What the task asks:
Report how many lines in the data below hold the string "Cross". Nothing else should appear in the answer.
Task material: Begin
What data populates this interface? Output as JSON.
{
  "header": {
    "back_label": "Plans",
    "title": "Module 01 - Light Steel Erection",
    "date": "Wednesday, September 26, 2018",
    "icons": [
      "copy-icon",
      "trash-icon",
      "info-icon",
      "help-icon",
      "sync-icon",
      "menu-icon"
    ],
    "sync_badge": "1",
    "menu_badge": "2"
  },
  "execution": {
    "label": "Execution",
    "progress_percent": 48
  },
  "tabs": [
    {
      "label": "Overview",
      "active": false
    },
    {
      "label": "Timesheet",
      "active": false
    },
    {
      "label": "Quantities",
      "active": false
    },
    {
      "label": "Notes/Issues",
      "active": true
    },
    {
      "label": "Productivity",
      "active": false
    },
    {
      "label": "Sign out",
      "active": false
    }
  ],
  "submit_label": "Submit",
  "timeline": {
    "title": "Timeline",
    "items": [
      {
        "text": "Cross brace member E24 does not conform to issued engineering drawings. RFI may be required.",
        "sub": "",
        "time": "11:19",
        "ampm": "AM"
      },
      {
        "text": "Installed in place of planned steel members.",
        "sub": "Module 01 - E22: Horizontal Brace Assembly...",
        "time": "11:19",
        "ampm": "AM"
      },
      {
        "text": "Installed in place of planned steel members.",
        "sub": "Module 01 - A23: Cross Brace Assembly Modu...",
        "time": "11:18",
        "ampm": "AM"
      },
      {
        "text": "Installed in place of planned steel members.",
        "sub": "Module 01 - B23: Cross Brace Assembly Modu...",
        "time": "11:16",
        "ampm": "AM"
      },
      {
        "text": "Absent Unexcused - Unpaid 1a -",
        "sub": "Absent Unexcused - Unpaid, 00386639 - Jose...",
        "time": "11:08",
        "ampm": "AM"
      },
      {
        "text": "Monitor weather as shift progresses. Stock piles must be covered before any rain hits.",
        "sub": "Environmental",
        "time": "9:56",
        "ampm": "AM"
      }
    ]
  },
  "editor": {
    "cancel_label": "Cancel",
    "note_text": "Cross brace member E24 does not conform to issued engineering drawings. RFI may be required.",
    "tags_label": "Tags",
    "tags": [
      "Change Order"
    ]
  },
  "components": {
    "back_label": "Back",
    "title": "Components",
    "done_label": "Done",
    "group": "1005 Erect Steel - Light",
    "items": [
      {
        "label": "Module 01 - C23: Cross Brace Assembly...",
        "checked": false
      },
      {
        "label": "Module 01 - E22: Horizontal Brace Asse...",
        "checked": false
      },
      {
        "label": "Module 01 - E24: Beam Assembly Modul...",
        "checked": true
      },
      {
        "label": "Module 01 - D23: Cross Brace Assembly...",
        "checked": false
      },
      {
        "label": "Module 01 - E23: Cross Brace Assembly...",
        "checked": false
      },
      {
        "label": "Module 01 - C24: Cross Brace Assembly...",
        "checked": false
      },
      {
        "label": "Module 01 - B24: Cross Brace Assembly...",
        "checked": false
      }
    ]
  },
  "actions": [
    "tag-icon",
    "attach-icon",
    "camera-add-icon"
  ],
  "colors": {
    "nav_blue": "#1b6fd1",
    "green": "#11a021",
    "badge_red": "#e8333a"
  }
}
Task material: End
Answer for this exercise:
9